Furthermore, pertinent parts of paragraph 1.471-2(b) of the Regulations support the position of the taxpayer:

In order clearly to reflect income the inventory practice of a taxpayer should be consistent from year to year, and greater weight is to be given to consistency than to any particular method of inventory or basis of valuation so long as the method or basis used is substantially in accord with paragraphs 1.471-1 through 1.471-9. An inventory that can be used under the best accounting practice in a balance sheet showing the financial position of the taxpayer can, as a general rule, be regarded as clearly reflecting income. [Emphasis added.]

The practice of taxpayer in expensing these charges was followed by its accountants from the inception of its incorporation. The Internal Revenue Service itself consistently approved this method of accounting in its audits of taxpayer. In addition, financial statements of the taxpayer, used for business purposes, were prepared on the basis of expensing these charges. For these reasons, we conclude that the finding by the district court that taxpayer's accounting method clearly reflected income is not clearly erroneous.

The only authority which appears in conflict with this determination is Schultz v. Commissioner, 420 F.2d 490 (3d Cir. 1970), aff'g per curiam, 50 T.C. 688 (1968). In Schultz the tax court held impermissible a speculator's attempt to purchase bulk whiskey, treat the carrying charges as deductions under Section 212 of the Code, and report the profit as a capital gain. The facts in Schultz are readily distinguishable from those of the case at bar: taxpayer is not a speculator, has followed a consistent accounting practice, and raises an inventory question under Section 471. The per curiam opinion of the Third Circuit, which affirmed the result reached by the tax court, 420 F.2d 490 (3d Cir. 1970), explicitly recognized the limited nature of its decision:

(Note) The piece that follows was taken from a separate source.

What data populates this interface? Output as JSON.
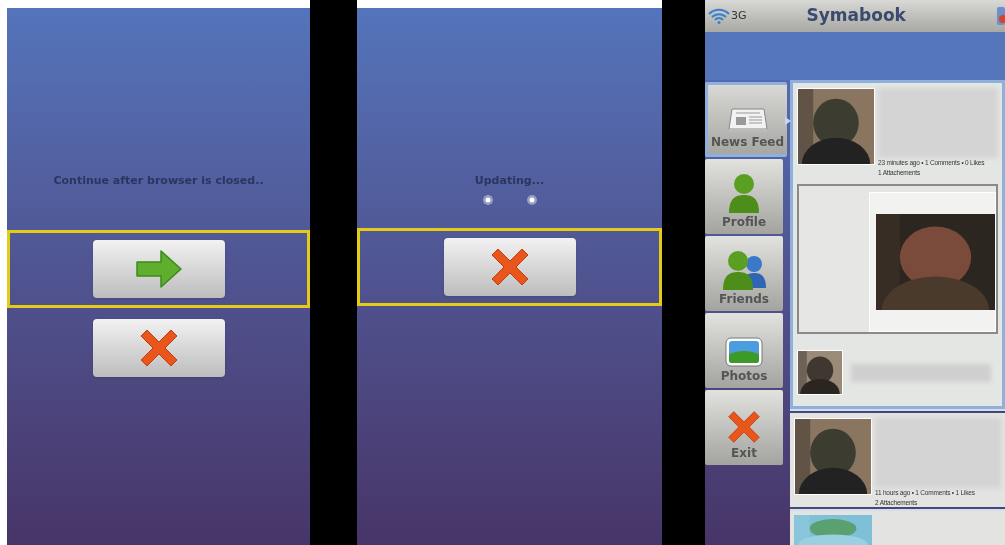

The distinction between an ordinary expense and a capital expenditure in this field is based on a factual analysis of the relationship of the expenses to the entire transaction. Although storage charges, insurance premiums, and property taxes are normally deductible as ordinary expenses, they are not deductible where they are incurred as an integral part of a capital transaction. The Tax Court's determination that the pre-payments here made were incurred as part of a capital transaction is essentially a factual determination.

On review of the record we cannot say that the factual determination made by the Tax Court is "clearly erroneous", and accordingly its Decision will be affirmed. [420 F.2d at 491.]

We realize that taxpayer's inventory of unbottled aging whiskey has some characteristics of work in progress. Yet, the applicable Code section and regulations appear designed to afford taxpayers the type of flexibility exercised by Van Pickerill & Sons, Incorporated.

Accordingly, this cause is affirmed.